**Information**
++++++++
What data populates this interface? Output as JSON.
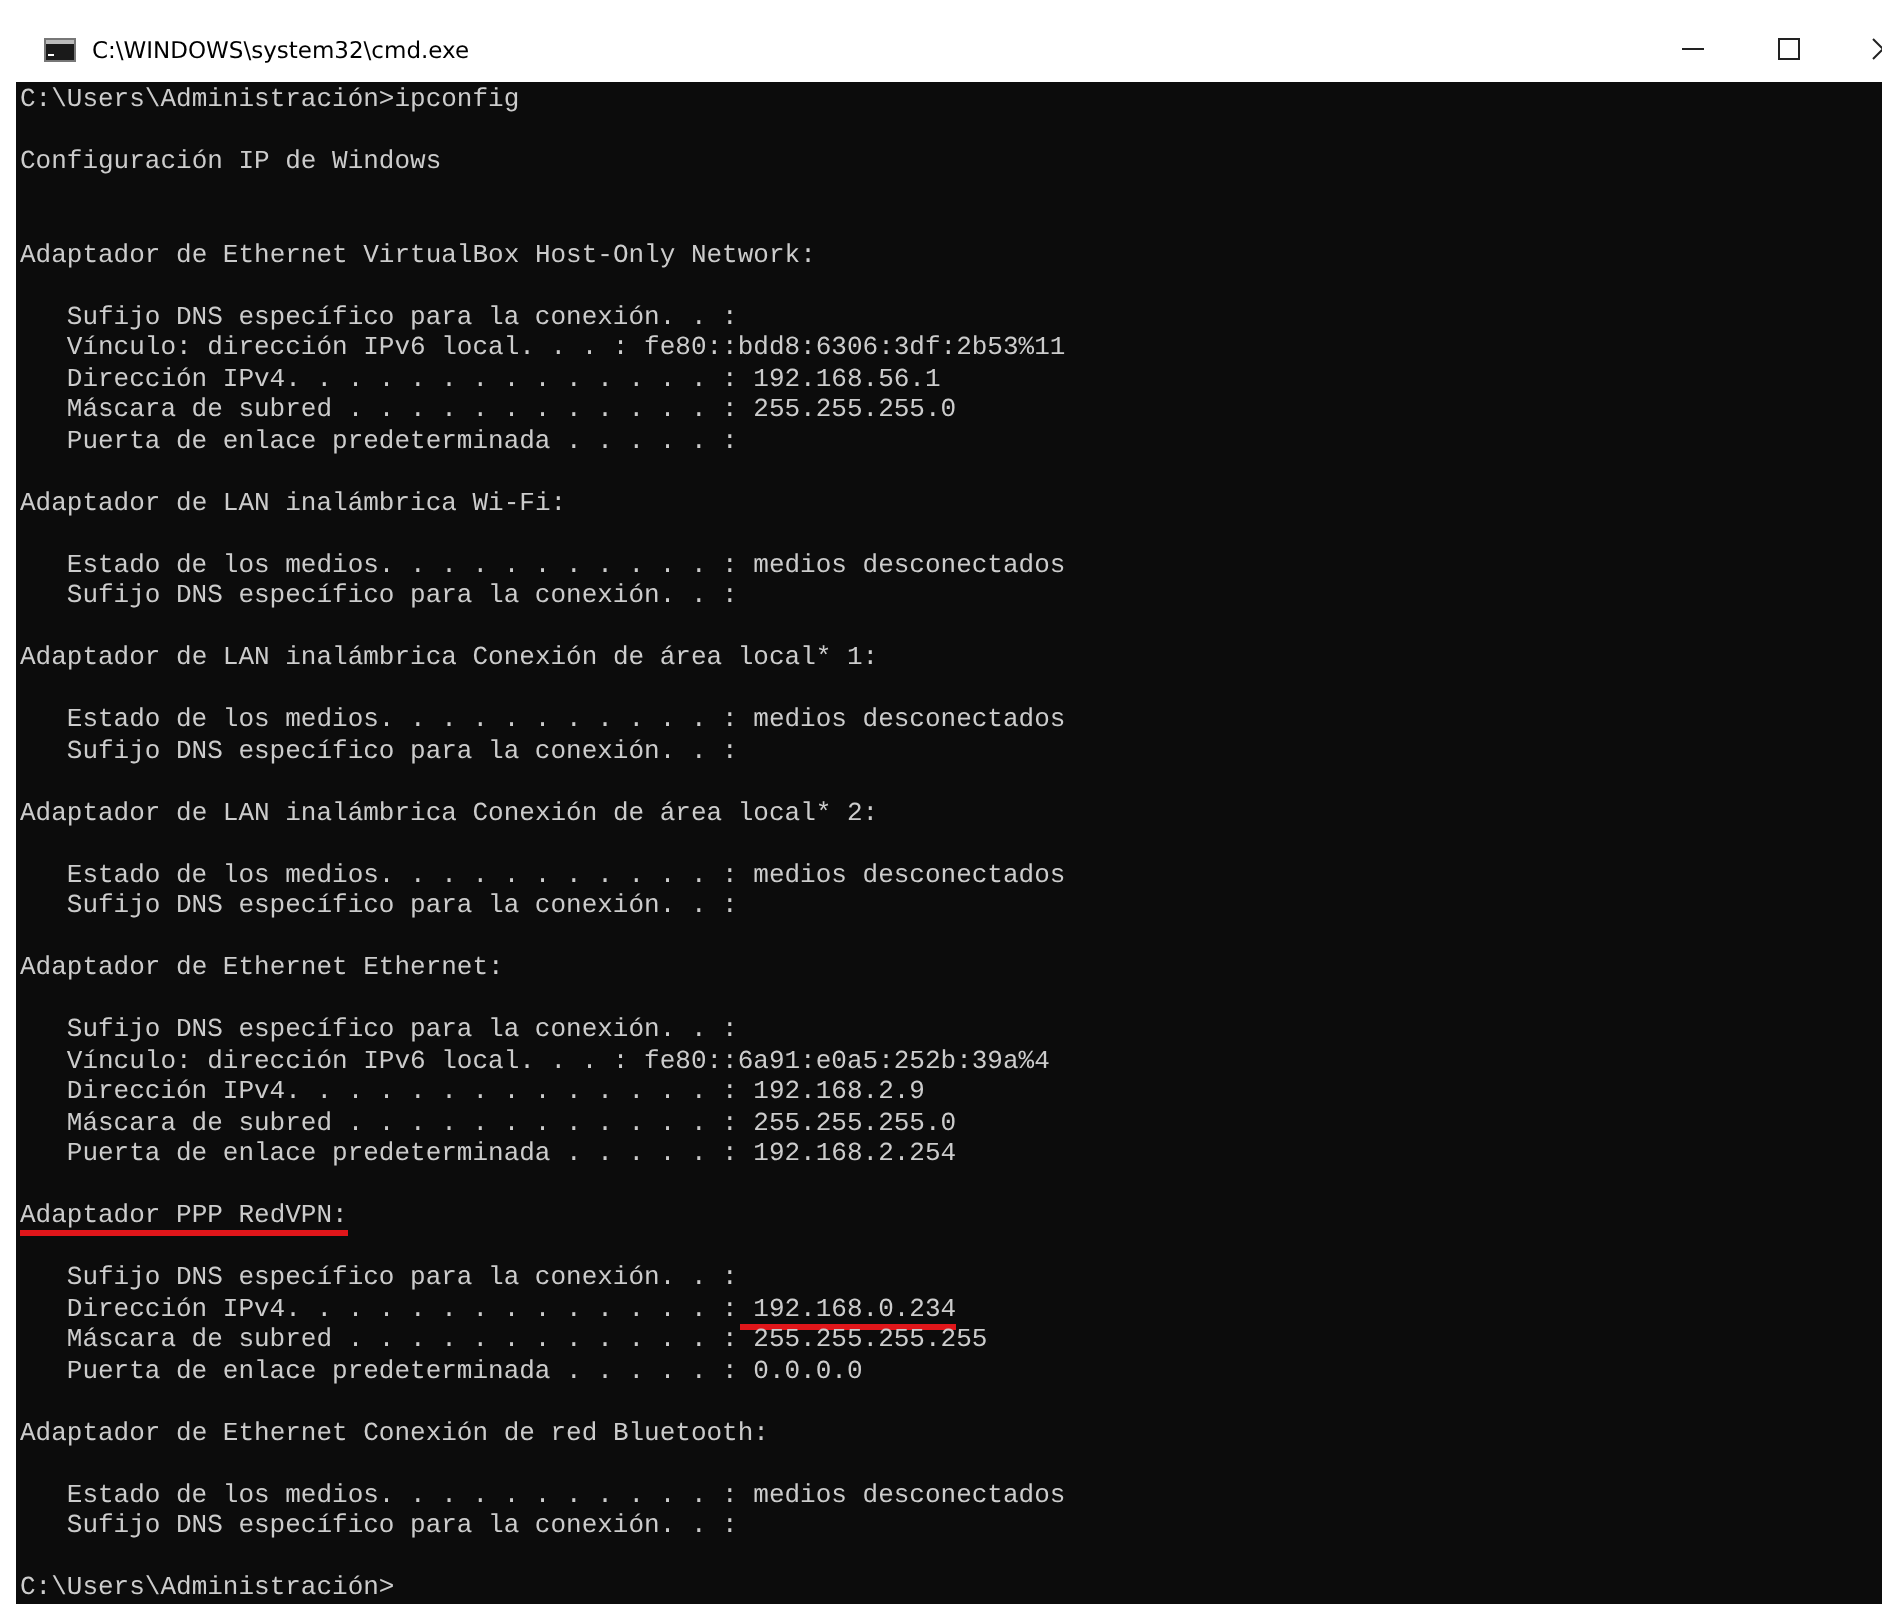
{
  "window": {
    "title": "C:\\WINDOWS\\system32\\cmd.exe"
  },
  "console": {
    "lines": [
      {
        "kind": "text",
        "text": "C:\\Users\\Administración>ipconfig"
      },
      {
        "kind": "blank"
      },
      {
        "kind": "text",
        "text": "Configuración IP de Windows"
      },
      {
        "kind": "blank"
      },
      {
        "kind": "blank"
      },
      {
        "kind": "heading",
        "text": "Adaptador de Ethernet VirtualBox Host-Only Network:",
        "underlined": false
      },
      {
        "kind": "blank"
      },
      {
        "kind": "field",
        "label": "Sufijo DNS específico para la conexión. . :"
      },
      {
        "kind": "field",
        "label": "Vínculo: dirección IPv6 local. . . :",
        "value": "fe80::bdd8:6306:3df:2b53%11",
        "underlined": false
      },
      {
        "kind": "field",
        "label": "Dirección IPv4. . . . . . . . . . . . . . :",
        "value": "192.168.56.1",
        "underlined": false
      },
      {
        "kind": "field",
        "label": "Máscara de subred . . . . . . . . . . . . :",
        "value": "255.255.255.0",
        "underlined": false
      },
      {
        "kind": "field",
        "label": "Puerta de enlace predeterminada . . . . . :"
      },
      {
        "kind": "blank"
      },
      {
        "kind": "heading",
        "text": "Adaptador de LAN inalámbrica Wi-Fi:",
        "underlined": false
      },
      {
        "kind": "blank"
      },
      {
        "kind": "field",
        "label": "Estado de los medios. . . . . . . . . . . :",
        "value": "medios desconectados",
        "underlined": false
      },
      {
        "kind": "field",
        "label": "Sufijo DNS específico para la conexión. . :"
      },
      {
        "kind": "blank"
      },
      {
        "kind": "heading",
        "text": "Adaptador de LAN inalámbrica Conexión de área local* 1:",
        "underlined": false
      },
      {
        "kind": "blank"
      },
      {
        "kind": "field",
        "label": "Estado de los medios. . . . . . . . . . . :",
        "value": "medios desconectados",
        "underlined": false
      },
      {
        "kind": "field",
        "label": "Sufijo DNS específico para la conexión. . :"
      },
      {
        "kind": "blank"
      },
      {
        "kind": "heading",
        "text": "Adaptador de LAN inalámbrica Conexión de área local* 2:",
        "underlined": false
      },
      {
        "kind": "blank"
      },
      {
        "kind": "field",
        "label": "Estado de los medios. . . . . . . . . . . :",
        "value": "medios desconectados",
        "underlined": false
      },
      {
        "kind": "field",
        "label": "Sufijo DNS específico para la conexión. . :"
      },
      {
        "kind": "blank"
      },
      {
        "kind": "heading",
        "text": "Adaptador de Ethernet Ethernet:",
        "underlined": false
      },
      {
        "kind": "blank"
      },
      {
        "kind": "field",
        "label": "Sufijo DNS específico para la conexión. . :"
      },
      {
        "kind": "field",
        "label": "Vínculo: dirección IPv6 local. . . :",
        "value": "fe80::6a91:e0a5:252b:39a%4",
        "underlined": false
      },
      {
        "kind": "field",
        "label": "Dirección IPv4. . . . . . . . . . . . . . :",
        "value": "192.168.2.9",
        "underlined": false
      },
      {
        "kind": "field",
        "label": "Máscara de subred . . . . . . . . . . . . :",
        "value": "255.255.255.0",
        "underlined": false
      },
      {
        "kind": "field",
        "label": "Puerta de enlace predeterminada . . . . . :",
        "value": "192.168.2.254",
        "underlined": false
      },
      {
        "kind": "blank"
      },
      {
        "kind": "heading",
        "text": "Adaptador PPP RedVPN:",
        "underlined": true
      },
      {
        "kind": "blank"
      },
      {
        "kind": "field",
        "label": "Sufijo DNS específico para la conexión. . :"
      },
      {
        "kind": "field",
        "label": "Dirección IPv4. . . . . . . . . . . . . . :",
        "value": "192.168.0.234",
        "underlined": true
      },
      {
        "kind": "field",
        "label": "Máscara de subred . . . . . . . . . . . . :",
        "value": "255.255.255.255",
        "underlined": false
      },
      {
        "kind": "field",
        "label": "Puerta de enlace predeterminada . . . . . :",
        "value": "0.0.0.0",
        "underlined": false
      },
      {
        "kind": "blank"
      },
      {
        "kind": "heading",
        "text": "Adaptador de Ethernet Conexión de red Bluetooth:",
        "underlined": false
      },
      {
        "kind": "blank"
      },
      {
        "kind": "field",
        "label": "Estado de los medios. . . . . . . . . . . :",
        "value": "medios desconectados",
        "underlined": false
      },
      {
        "kind": "field",
        "label": "Sufijo DNS específico para la conexión. . :"
      },
      {
        "kind": "blank"
      },
      {
        "kind": "text",
        "text": "C:\\Users\\Administración>"
      }
    ]
  }
}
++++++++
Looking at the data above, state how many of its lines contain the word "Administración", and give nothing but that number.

2